The team at Gizmodo has performed a bunch of tests on the new iPad 3G to see how it performs in a number of categories of interest to consumers and the user experience. Some surprising results were obtained. Read on to find out.
3G Speed Tests
The real story with iPad 3G isn’t the numbers, which you can probably predict. The iPad’s 3G speeds are solid, great even, and the gulf between loading pages over Wi-Fi and 3G is predictably vast. But even though the performance of the iPad and the 3GS over the same AT&T 3G network were almost identical, the iPad felt slow, mainly because of how much faster the iPad’s CPU can render pages.
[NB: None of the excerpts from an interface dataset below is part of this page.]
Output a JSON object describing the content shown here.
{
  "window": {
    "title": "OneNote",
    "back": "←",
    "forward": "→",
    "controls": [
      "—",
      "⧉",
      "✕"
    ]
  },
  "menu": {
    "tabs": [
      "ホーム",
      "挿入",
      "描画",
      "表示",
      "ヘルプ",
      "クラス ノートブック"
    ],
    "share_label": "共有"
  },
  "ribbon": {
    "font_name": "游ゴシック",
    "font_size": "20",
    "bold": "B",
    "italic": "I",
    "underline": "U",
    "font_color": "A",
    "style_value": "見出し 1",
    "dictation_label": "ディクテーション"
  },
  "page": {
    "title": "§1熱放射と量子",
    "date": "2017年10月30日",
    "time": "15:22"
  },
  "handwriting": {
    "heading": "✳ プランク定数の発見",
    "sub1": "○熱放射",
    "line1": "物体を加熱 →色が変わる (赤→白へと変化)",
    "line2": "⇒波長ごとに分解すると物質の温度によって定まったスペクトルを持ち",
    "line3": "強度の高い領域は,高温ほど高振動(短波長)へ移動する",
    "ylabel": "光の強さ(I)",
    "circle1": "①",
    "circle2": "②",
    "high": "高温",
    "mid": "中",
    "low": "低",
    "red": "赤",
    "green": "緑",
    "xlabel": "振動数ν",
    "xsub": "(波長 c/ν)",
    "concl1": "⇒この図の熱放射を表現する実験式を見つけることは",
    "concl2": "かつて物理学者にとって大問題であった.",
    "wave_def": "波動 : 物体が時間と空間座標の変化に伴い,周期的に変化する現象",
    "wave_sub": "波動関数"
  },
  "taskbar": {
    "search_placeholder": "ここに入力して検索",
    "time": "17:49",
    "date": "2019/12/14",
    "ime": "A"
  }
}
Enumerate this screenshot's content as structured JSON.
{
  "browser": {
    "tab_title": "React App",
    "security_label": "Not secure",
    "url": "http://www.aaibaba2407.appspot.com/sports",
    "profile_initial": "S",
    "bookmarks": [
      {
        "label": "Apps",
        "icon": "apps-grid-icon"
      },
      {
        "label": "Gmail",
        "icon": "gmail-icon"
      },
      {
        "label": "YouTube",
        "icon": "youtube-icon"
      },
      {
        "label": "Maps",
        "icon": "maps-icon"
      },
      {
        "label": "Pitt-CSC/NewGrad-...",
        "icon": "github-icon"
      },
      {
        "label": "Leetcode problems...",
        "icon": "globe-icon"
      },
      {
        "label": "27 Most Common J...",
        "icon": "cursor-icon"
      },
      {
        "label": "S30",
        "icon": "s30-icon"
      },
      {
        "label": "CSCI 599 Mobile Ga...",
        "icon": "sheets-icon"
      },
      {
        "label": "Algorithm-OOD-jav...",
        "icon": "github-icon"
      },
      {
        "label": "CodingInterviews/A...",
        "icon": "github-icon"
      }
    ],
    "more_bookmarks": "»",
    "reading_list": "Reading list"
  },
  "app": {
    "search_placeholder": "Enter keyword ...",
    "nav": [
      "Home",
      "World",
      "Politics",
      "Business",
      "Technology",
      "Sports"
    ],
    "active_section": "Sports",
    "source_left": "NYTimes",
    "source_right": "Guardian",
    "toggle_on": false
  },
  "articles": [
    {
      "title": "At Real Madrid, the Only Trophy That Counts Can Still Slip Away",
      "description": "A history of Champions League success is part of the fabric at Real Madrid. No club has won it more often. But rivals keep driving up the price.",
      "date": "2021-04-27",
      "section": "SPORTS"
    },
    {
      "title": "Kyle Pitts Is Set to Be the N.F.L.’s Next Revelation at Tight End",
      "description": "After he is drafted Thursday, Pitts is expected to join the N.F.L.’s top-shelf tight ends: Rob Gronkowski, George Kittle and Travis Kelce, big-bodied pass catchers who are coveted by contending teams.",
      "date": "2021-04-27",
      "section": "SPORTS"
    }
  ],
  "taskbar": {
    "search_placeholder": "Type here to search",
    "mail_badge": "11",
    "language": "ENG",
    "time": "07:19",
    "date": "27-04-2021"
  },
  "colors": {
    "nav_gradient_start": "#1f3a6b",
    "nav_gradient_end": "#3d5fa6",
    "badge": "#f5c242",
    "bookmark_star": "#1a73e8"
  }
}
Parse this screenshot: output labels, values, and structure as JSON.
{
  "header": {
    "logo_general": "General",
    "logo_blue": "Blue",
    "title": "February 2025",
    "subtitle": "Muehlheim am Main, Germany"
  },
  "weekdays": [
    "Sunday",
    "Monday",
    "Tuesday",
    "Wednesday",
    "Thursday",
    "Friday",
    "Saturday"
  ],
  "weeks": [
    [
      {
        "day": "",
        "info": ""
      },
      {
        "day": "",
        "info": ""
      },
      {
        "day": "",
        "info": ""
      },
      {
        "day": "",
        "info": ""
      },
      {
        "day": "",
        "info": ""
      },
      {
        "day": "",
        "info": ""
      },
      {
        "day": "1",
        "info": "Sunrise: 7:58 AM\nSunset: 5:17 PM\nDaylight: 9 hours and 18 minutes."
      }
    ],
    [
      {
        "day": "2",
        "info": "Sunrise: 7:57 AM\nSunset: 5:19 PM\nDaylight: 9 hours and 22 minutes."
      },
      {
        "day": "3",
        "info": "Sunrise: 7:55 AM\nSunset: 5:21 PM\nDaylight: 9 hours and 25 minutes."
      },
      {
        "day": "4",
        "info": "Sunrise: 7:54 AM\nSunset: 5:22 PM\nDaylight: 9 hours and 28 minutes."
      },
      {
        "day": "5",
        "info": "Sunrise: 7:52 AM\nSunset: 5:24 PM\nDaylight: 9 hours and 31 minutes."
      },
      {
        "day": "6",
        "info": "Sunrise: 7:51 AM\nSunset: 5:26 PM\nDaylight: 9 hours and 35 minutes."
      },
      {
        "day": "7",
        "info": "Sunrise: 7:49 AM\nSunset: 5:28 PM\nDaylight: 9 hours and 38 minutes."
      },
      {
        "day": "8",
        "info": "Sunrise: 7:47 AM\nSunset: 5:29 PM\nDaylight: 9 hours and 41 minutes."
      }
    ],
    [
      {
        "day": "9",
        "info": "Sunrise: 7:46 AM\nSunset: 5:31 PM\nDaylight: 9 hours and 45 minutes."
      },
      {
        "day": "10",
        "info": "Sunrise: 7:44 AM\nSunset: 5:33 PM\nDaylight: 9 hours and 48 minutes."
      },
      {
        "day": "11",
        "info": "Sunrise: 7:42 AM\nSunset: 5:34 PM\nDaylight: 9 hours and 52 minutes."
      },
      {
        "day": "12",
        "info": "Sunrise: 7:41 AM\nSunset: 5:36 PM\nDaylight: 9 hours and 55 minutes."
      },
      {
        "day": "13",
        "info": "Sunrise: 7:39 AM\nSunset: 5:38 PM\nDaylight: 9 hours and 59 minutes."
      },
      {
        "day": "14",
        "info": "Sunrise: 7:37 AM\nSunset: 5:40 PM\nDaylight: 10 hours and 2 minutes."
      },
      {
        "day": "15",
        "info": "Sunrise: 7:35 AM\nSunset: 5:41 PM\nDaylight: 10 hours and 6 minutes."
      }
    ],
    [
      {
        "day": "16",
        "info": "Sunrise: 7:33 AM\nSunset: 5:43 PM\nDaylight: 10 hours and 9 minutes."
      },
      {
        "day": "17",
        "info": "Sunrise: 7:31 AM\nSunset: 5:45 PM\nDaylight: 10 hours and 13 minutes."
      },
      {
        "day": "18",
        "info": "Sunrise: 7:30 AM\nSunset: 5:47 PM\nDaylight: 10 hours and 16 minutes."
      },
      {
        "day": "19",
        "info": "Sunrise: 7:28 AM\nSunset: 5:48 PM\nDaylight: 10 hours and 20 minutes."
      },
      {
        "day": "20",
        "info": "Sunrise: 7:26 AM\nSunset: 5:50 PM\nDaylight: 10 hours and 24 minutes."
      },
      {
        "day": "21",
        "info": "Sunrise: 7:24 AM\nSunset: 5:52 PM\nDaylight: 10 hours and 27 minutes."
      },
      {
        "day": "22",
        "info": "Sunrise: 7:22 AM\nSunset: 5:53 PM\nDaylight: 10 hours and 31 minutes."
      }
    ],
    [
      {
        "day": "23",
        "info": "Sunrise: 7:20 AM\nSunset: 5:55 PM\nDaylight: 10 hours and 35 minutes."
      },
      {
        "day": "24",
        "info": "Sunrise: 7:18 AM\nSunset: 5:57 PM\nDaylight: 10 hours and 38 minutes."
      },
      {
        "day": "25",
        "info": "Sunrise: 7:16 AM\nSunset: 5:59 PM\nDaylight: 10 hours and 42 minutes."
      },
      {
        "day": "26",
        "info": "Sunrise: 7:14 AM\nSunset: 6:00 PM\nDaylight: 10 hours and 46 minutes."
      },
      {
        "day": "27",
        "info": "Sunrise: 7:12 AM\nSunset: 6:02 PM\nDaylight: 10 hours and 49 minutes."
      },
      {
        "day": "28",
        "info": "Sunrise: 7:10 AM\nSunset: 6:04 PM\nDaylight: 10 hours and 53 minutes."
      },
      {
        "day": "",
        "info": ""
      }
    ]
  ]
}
It was waiting for data that was just trickling in.
Still, it’s totally usable, and nothing quite beats the feeling of ubiquitous internet on a device like this.
We used the same battery of tests we used in our coast-to-coast mega 3G test: Speedtest.net’s iPhone app, for raw bandwidth and latency; the Hubble image index at Wikipedia, and Gizmodo for pageload; and Wikimedia’s Abell 2667 galaxy cluster photo, a 7.48MB JPEG. Between each page test, the browser cache and history is cleared. In terms of reception, signal strength has seemed equal to an iPhone 3GS at all times.
Like in our most recent nationwide 3G tests, AT&T beat the competition—in this case a Verizon MiFi, one alternative way to deliver 3G data to an iPad—in raw numbers. However, actual pageloads told a slightly different story.
The GPS results surprised us in a different way. We compared the iPad 3G to an iPhone 3GS via Google Maps, for the most fair possible comparison. First, standing outside, and then racing downtown in a cab at 30MPH.
While the iPad was much slower to pull a final GPS lock than the 3GS running iPhone OS 4.0 Beta 1—20 seconds to around 5—the relative turtle wins the more important race in the end. During our 15 minute drive, the iPad’s GPS was more accurate and consistent, tracking our progress totally smoothly and nearly instantaneously, while the iPhone occasionally fell behind, and jumped forward to catch up (not to mention losing a lock entirely a couple times). The conclusion we came to is that the iPad is slower to lock, but the lock is stronger. And when the iPad gets its own firmware update this fall, the GPS enhancement featured in the latest OS will hopefully benefit this as well.
It’s not a totally indicative test of the iPad’s GPS in some ways, because when it comes to navigation the iPad will obviously be used in completely different contexts than an phone—and because we don’t have our hands on a true navigator app for the iPad yet—but it’s interesting to note nonetheless. Still, this big tablet is as roadworthy as it needs to be, good news for when iPad car mounts go mainstream.
Signing up for 3G—at least over 3G—was weirdly agonizing. The boxes would sometimes seem unresponsive, and you have to create a new account, which I’m not entirely sure what’s tied to: your AT&T account? some Apple account? the ether? Here’s the rundown of the final details on the 3G plan, including the slightly annoying fact that the monthly fees are ongoing—you can’t pay for just one unlimited month or just 250MB, a la carte, as previously presumed. You have to cancel and re-enroll, every single time.
YouTube, noticeably crappier on 3G, which is jarring when they’re embedded in such a sharply rendered page. Netflix works over 3G, but it’s crappy lookin, like YouTube. ABC’s player refuses to play videos over 3G. We’ll see what other apps are picky about your connection through the weekend.